The Carreterra Austral highway was built by malevolent Chilean dictator, Augusto Pinochet, to connect Southern Chile. It starts at Puerto Mott and ends at Villa O'Higgins. It winds through mountains, volcanoes, lakes and verdant forest (when God was finished making the world, he had a little bit of everything left over in his pocket, and as he walked along, it all trickled out and created Chile). There is not much at the end of the highway; travelling it is the epitome of the Spanish word, vacilando -- the act of wandering when the journey is more important than the destination.

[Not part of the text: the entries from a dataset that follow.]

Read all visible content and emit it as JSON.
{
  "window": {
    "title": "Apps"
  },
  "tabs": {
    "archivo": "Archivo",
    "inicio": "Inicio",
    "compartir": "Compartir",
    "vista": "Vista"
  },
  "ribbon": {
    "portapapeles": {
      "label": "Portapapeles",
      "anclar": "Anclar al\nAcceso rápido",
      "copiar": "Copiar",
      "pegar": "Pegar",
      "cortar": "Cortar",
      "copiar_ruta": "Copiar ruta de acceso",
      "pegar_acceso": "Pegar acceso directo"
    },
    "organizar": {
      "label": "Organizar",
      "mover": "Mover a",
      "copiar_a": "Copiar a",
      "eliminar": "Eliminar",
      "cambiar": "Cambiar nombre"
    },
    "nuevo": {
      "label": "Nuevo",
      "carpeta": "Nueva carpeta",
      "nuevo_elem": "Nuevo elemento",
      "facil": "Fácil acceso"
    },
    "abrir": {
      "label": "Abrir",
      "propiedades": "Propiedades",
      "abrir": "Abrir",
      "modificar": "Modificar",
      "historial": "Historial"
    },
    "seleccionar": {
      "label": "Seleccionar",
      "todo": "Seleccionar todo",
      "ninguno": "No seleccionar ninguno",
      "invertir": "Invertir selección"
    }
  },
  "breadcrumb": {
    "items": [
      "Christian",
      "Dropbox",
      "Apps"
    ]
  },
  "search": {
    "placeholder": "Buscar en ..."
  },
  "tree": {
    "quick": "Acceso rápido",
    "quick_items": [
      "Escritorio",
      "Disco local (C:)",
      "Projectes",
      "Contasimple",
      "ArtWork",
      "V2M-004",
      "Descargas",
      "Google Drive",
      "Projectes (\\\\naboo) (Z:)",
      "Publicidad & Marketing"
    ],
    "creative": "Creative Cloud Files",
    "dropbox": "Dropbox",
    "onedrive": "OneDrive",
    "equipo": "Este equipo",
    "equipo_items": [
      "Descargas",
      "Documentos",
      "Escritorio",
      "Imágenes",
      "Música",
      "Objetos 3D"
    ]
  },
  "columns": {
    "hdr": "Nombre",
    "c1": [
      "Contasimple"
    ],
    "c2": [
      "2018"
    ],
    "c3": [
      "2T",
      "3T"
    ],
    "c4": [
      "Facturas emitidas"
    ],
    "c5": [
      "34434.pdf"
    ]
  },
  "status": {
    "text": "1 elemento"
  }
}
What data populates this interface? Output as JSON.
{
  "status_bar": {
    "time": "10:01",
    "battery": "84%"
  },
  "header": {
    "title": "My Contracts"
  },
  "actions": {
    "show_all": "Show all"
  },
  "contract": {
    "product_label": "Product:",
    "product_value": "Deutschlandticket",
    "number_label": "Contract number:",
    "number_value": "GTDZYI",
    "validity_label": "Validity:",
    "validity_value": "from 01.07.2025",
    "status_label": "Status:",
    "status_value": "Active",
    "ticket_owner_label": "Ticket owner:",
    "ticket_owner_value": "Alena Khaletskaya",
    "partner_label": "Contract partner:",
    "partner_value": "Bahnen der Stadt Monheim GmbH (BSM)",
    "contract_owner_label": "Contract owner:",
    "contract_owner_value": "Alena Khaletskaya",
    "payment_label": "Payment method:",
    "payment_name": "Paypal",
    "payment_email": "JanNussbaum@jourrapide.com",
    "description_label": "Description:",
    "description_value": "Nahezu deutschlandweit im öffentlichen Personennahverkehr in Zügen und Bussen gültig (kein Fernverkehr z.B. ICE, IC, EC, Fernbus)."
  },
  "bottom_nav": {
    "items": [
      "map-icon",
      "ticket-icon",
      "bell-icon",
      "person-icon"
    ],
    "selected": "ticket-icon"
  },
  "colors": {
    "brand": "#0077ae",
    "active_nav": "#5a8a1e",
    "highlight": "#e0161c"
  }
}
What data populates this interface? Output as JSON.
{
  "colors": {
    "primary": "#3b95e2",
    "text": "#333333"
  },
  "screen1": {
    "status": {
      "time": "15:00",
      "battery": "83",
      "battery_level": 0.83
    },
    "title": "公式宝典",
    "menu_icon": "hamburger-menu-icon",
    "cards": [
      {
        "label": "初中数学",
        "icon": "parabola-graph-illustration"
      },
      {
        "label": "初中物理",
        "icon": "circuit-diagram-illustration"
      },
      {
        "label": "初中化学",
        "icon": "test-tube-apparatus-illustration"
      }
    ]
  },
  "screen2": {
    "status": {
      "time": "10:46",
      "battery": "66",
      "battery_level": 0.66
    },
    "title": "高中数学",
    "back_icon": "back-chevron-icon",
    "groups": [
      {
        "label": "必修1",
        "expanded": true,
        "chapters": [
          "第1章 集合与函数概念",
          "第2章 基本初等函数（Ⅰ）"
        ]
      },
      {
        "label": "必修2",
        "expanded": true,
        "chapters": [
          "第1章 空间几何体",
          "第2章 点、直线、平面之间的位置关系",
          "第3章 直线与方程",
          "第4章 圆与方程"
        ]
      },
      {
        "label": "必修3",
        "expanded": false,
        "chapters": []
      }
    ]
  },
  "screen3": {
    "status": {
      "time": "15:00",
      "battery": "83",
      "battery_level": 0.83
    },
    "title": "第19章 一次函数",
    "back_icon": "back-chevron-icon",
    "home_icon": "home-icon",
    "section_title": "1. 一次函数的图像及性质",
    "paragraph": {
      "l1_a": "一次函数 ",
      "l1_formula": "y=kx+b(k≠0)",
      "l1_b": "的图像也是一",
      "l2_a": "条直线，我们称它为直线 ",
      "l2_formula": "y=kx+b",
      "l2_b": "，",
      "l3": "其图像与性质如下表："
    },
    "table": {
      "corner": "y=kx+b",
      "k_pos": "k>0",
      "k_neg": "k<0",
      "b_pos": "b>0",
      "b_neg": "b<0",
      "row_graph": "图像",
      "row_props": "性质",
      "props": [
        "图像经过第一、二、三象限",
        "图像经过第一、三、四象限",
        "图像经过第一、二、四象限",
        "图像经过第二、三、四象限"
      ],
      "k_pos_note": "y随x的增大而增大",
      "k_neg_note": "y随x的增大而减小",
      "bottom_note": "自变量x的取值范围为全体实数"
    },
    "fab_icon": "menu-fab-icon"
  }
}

We started at Futelefu, found a nice stretch of highway and stuck out our thumbs. Bring a tent for camping at nights, a good book and sunscreen; you may be waiting a while. Some people bring fishing gear and gather their own meals. It’s helpful to know a little bit of Spanish, but not necessary. Having something to share, like cookies, is also a nice touch. Chileans (and South Americans in general) are endlessly generous and helpful and kind: One Chilean family first took us to have a picnic lunch with them on a lake. In total, we spent five days hitchhiking and sleeping in fields, getting to know Chile from the side of the road. When we were finished, we took an international ferry to Antigua in Argentina.